Arnault, France’s richest man and LVMH chief executive, caused an uproar when he sought Belgian citizenship last September, an attempt which has been blocked by Belgian prosecutors.
Arnault denies that the Belgium move is a response to French President Francois Hollande’s planned tax hikes on the wealthy, saying he intends to remain a fiscal resident of France.
“The goal of this foundation is to protect the unity of the family holdings in the group until 2023,” the LVMH spokesman said on Friday, adding Arnault wished to protect LVMH from being sold.
France does not allow the creation of the type of private foundation Bernard Arnault set up in 2008 in Belgium under the name of Protectinvest.
According to the foundation’s statutes, administrators must be at least 50 years old, which would prevent Arnault’s five children from ever sitting on its board and selling their stakes, or parts of the group or their assets.
Arnault’s eldest child, Delphine, who sits on the LVMH board, is 37 and would be 48 by 2023, while her father would be 74.
The LVMH spokesman confirmed a report in Belgian newspaper L‘Echo on Friday which said that by becoming Belgian, 63-year-old Arnault would secure the foundation’s legal basis and make it difficult for anybody in France to challenge it.
Earlier this month Belgian prosecutors advised against giving citizenship to Arnault because he had not shown he had been mostly resident in Belgium for the required period of at least three years. Belgian prosecutors also launched a preliminary examination of his businesses.
Arnault and his family holdings control LVMH, the world’s biggest luxury group, through a complex web of companies, making it difficult to assess exactly how much they own altogether.
LVMH’s stable of brands range from Louis Vuitton, Fendi and Celine to Cognac producer Hennessy, watchmaker Tag Heuer and jewellers Fred, Chaumet and Bulgari.
Manoel Dekeyser, a Brussels-based tax lawyer, said that by becoming Belgian, Arnault could help ensure that his foundation would be protected under Belgian law.
“It’s my opinion that one way or another, recourse to Belgian law would allow him to protect the unity of the empire,” he said.

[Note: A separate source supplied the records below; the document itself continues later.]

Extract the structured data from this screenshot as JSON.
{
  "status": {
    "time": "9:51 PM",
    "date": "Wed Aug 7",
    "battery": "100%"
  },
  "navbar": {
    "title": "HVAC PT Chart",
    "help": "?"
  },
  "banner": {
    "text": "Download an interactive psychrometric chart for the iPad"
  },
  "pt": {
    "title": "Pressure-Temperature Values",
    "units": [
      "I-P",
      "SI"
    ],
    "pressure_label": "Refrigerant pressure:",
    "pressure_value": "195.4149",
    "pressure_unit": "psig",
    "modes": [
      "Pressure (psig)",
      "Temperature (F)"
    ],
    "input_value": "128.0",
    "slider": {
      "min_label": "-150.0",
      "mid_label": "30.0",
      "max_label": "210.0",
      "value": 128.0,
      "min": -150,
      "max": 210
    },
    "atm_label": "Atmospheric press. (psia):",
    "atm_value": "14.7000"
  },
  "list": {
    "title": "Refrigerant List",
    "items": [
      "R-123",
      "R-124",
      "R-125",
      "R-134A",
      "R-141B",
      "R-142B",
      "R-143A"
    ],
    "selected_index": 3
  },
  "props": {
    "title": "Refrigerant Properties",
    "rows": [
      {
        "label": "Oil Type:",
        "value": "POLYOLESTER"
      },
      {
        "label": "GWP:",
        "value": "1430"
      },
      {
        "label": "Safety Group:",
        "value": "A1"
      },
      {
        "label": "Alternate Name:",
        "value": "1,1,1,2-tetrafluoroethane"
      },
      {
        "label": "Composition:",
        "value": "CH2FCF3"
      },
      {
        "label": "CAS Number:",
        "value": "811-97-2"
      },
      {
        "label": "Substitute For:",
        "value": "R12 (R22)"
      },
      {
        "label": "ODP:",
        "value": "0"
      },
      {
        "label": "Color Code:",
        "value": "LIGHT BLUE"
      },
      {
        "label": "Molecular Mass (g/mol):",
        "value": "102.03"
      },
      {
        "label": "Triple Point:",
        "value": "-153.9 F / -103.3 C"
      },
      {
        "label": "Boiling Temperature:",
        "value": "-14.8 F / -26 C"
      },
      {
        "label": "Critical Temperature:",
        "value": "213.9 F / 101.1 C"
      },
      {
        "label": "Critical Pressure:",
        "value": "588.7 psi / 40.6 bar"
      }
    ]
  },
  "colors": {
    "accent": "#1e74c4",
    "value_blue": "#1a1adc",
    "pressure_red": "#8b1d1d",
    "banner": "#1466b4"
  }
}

French actor Gerard Depardieu confirmed last month he was leaving France for Belgium to shelter from tax and has since received a Russian passport. (Editing by David Cowell)